→ Problem statement:
From the entries below, count the lines with "number". Write only the count.

→ Data under study:
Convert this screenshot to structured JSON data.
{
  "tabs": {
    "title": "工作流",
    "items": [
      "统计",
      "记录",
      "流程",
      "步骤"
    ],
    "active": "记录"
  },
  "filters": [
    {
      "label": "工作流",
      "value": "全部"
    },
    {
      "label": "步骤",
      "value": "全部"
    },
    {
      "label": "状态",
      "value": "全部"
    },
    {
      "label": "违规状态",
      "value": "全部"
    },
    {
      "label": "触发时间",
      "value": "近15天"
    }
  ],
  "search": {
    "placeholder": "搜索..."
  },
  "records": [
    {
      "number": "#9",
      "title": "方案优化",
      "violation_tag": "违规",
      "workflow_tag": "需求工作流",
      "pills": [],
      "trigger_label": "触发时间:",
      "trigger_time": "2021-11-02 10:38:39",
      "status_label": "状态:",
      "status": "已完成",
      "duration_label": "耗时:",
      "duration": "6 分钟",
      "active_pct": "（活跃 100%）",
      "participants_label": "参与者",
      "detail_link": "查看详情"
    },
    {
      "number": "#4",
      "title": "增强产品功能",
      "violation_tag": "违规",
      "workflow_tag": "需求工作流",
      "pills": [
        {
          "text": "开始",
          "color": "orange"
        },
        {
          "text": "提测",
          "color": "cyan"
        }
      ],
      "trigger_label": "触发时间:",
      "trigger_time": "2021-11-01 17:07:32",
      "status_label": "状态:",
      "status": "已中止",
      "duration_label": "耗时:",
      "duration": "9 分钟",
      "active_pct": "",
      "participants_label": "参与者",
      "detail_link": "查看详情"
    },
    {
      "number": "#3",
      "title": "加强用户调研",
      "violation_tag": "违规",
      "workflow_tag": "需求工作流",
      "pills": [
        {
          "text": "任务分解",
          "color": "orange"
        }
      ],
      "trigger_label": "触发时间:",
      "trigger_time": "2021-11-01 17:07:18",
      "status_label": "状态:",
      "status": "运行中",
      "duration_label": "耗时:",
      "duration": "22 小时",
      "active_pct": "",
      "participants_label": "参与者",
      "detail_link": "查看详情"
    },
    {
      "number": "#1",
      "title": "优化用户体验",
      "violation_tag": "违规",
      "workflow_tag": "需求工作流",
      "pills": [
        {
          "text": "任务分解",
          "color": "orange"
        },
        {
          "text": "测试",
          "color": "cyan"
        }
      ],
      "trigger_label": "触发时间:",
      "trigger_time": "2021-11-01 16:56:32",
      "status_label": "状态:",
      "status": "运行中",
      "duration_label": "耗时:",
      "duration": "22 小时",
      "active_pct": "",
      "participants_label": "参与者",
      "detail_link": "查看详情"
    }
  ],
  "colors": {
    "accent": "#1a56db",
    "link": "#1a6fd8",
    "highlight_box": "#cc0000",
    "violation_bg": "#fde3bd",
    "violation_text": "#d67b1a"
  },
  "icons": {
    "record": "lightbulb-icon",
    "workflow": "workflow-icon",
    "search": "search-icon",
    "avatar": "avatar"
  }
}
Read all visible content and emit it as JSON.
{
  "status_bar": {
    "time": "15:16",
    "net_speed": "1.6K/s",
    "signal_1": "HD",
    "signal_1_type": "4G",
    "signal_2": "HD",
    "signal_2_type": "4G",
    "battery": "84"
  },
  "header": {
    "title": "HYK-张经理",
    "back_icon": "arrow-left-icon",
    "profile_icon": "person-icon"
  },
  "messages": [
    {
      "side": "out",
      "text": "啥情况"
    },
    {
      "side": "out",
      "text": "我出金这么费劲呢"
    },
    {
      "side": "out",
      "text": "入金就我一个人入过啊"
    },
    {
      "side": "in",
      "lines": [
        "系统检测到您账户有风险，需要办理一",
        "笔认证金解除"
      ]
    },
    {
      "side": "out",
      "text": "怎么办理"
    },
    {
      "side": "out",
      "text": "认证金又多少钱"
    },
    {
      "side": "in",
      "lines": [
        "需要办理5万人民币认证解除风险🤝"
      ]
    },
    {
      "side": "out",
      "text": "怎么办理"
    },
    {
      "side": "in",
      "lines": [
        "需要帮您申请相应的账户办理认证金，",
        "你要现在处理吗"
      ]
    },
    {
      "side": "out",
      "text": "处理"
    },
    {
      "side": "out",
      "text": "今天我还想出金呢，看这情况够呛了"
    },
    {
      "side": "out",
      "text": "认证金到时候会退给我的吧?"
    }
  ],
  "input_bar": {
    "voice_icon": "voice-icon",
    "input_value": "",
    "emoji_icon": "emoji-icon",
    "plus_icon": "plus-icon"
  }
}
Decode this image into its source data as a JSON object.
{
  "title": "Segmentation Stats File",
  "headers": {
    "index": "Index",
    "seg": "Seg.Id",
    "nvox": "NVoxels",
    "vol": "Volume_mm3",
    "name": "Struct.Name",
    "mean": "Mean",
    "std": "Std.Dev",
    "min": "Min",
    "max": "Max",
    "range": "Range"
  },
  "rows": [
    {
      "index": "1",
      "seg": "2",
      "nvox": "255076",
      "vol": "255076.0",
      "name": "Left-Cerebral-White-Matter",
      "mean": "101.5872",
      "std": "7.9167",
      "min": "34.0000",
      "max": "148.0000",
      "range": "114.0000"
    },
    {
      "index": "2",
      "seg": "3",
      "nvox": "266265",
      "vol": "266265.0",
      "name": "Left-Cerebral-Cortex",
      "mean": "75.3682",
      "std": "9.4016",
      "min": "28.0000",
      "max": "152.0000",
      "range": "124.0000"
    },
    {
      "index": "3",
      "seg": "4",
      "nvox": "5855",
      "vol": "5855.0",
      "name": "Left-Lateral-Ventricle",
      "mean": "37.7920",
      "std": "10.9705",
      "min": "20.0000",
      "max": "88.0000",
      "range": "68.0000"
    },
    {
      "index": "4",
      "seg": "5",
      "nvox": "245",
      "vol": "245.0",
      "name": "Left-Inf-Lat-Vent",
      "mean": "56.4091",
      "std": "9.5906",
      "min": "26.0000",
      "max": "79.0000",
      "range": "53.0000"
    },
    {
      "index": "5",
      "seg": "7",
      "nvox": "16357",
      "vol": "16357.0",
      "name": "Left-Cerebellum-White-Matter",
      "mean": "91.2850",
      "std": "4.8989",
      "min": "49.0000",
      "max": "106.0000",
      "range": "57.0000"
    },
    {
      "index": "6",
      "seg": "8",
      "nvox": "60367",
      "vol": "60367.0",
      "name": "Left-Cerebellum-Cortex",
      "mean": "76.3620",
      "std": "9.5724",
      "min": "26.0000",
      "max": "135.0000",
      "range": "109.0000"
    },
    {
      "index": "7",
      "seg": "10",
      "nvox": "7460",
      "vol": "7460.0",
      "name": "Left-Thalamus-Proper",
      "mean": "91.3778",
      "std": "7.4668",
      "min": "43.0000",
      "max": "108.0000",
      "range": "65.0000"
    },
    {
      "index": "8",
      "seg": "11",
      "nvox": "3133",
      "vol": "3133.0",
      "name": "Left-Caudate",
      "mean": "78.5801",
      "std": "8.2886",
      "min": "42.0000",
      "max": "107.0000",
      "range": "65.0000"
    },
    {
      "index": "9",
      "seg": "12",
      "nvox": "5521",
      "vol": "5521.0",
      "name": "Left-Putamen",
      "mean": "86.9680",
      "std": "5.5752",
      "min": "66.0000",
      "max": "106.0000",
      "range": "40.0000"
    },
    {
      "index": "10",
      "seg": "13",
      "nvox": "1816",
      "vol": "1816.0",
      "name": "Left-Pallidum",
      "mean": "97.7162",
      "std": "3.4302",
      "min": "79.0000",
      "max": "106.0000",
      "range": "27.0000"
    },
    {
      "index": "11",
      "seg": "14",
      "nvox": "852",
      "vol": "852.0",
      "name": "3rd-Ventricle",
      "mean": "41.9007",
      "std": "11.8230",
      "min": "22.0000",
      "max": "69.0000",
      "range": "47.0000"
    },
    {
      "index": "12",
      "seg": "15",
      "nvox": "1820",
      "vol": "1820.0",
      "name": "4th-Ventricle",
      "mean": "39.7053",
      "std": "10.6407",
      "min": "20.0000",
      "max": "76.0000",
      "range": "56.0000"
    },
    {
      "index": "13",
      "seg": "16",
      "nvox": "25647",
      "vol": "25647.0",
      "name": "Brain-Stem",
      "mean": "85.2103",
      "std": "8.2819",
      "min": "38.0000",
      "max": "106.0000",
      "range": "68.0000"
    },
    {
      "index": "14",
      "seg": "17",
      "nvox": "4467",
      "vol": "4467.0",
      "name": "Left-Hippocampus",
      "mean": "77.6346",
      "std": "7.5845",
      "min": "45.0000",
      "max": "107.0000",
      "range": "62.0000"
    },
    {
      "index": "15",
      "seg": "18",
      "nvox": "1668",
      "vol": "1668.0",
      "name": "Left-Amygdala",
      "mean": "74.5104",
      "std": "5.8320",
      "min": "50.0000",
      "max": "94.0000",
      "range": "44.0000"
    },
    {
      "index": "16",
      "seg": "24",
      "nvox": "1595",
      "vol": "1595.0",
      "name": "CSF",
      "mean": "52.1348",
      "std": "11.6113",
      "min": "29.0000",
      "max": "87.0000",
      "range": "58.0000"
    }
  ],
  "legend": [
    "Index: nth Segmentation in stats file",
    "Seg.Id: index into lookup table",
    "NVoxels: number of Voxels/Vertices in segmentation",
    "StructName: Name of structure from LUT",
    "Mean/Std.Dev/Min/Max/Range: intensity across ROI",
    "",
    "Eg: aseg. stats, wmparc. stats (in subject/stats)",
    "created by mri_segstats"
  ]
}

→ Answer to the exercise:
5